Knightley's role as Charlotte doesn't require much from the actress. She looks suitably distressed and delicate, and her presence for several scenes of the film is reduced to a large billboard or magazine featuring her face. Audiences may also question why an A-list actress intent on her privacy would capriciously hire a former mobster, but Knightley manages to make Charlotte's decision seem plausible. Most importantly, Knightley is believable as the woman who comes to represent salvation for Mitchel.

First-time director William Monahan, who also wrote the screenplay, has an excellent ear for dialogue and an eye for stylish visual sequences. The soundtrack, with tracks from Bob Dylan, the Rolling Stones, and the Yardbirds, is also perfectly curated.

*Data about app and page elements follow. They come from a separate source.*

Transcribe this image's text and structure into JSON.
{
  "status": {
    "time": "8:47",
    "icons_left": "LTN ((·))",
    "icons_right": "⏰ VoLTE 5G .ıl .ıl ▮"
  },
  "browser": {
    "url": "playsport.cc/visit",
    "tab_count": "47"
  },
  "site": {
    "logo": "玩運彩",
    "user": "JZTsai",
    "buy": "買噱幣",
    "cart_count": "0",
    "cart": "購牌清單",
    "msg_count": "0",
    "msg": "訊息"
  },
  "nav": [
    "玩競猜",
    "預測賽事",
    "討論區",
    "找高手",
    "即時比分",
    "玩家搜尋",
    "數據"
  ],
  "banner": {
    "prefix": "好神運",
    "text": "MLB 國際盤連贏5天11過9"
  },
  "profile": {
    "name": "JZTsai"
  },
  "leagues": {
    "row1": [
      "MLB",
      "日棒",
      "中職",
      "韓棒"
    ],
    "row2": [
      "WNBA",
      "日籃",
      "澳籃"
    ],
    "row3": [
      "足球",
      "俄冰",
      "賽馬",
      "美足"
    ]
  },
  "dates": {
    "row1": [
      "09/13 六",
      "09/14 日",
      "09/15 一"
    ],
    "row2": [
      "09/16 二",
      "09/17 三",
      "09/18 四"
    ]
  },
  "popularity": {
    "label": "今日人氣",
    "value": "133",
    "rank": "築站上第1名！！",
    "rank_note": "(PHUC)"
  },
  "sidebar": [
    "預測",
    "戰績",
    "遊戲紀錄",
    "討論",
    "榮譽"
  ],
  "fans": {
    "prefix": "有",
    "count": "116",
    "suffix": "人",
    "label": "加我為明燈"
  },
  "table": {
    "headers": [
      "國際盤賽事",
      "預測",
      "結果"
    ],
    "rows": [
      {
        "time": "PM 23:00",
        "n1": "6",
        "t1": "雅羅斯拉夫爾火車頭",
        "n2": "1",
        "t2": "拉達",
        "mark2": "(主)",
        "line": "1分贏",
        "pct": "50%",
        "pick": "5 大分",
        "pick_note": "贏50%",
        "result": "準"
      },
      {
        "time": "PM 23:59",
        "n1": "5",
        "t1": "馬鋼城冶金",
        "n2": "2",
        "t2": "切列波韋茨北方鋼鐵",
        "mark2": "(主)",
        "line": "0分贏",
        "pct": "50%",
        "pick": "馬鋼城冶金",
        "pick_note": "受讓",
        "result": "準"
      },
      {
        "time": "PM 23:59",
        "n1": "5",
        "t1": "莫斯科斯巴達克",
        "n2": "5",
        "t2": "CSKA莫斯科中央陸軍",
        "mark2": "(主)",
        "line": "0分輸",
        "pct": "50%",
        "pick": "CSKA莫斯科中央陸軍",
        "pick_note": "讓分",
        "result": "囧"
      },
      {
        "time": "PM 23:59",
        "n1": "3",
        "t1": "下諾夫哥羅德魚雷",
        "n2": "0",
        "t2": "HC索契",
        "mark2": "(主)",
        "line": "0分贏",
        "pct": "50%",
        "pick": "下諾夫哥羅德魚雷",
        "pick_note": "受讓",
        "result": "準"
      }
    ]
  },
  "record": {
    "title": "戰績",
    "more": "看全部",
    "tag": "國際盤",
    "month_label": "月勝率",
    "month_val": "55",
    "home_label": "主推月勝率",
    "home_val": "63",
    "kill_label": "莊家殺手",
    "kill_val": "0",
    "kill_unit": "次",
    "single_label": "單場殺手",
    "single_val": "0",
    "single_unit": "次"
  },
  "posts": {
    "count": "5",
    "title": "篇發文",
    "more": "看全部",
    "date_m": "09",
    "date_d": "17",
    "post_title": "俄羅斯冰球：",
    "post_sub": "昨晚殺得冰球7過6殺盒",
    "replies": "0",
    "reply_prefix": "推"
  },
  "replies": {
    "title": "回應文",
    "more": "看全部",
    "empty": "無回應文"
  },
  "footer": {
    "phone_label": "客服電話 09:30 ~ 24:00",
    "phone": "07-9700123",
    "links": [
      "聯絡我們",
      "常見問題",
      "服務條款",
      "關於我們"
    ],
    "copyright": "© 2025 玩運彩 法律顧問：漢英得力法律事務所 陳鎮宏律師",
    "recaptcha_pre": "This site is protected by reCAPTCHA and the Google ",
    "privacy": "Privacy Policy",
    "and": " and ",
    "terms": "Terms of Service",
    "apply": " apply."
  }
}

The third part of the film plays more like a gritty romantic comedy than the crime drama that completely envelopes the final part of the film. After the third act begins, Monahan shows a remarkable ability to create a hyper-stylized type of violence that still connects with the audience.

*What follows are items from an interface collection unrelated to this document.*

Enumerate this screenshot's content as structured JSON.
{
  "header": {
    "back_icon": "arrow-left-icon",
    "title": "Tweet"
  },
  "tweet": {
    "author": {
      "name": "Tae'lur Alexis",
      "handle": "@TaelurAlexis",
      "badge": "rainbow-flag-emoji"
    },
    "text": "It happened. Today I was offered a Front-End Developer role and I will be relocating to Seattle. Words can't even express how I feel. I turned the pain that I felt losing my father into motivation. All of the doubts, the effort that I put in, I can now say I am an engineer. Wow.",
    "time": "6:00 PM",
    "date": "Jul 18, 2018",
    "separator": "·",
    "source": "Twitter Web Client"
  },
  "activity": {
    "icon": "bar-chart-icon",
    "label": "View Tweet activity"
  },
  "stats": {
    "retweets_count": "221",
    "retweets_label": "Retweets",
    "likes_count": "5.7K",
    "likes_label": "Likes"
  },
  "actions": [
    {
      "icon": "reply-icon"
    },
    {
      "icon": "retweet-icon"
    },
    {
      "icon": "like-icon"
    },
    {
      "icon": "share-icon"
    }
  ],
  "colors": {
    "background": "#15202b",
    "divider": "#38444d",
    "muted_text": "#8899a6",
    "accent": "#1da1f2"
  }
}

Unfortunately, Monahan, who built his reputation for writing the screenplays of "The Departed" and "Kingdom of Heaven," seems too enamored with his script to give the film the direction it needs. The film is crowded with plot threads that offer little payoff. The final 15 minutes of the film wrap up most of these loose ends, but most of the problems left by that point are solved by a bullet or a knife. Even the ending, which may surprise some audience members not familiar with the genre, feels unearned.

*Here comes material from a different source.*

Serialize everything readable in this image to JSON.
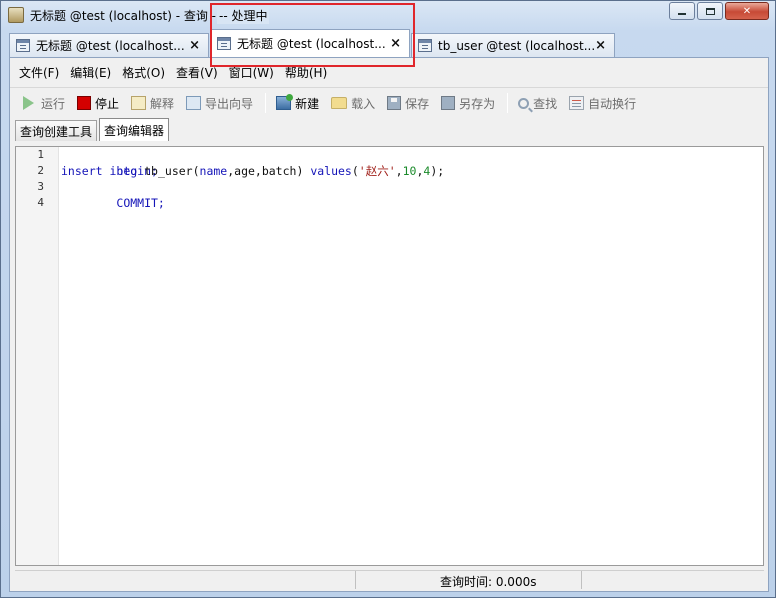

Ultimately, the film never tells the audience why Mitchel must return to his life of crime. While loyalty to his old friends is the implied motivation, there aren't any scenes that satisfactorily reinforce this pivotal point. One friend, played by Ben Chaplin, is Mitchel's old partner in crime. But Chaplin's character is repugnant, and Mitchel seems to barely tolerate him. However, it is the basis of this relationship that sets up the film's second and third acts.

Another problematic character is Jordan, Charlotte's manager, played by David Thewlis. Thewlis is superb in the role, playing Jordan as a louche handler who, nonetheless, has Charlotte's best interests at heart. Early on in the film, it is clear that Jordan is not adverse to revenge, but his role in the film's final act strains credulity.

Mitchel's sister Briony, played by Anna Friel, is also incredibly underused in the film. While it's clear that Mitchel loves his sister, there simply isn't enough time to develop the relationship fully. With so many other subplots that could have benefited from more exploration, it's easy to argue that this plot thread should have been cut.

"London Boulevard"s largest problem is that it's never quite certain what type of film it wants to be. Cutting the romantic subplot with Charlotte could have allowed Mitchel's motivations and relationships with the other characters in the film a chance to develop, allowing the third act of the film to feel more satisfying. Conversely, the first half of the film could have been developed into a romantic crime drama, scrapping some of Mitchel's revenge and making more room to develop the other complex relationships in Mitchel's life.

Fans of Farrell or Knightley will find a film filled with fine performances worthy of their attention. Monahan's stylized dialogue and sets are also enjoyable to watch, and there are a few action sequences that are guaranteed to delight. However, genre fans who were expecting the next "Layer Cake" should look elsewhere.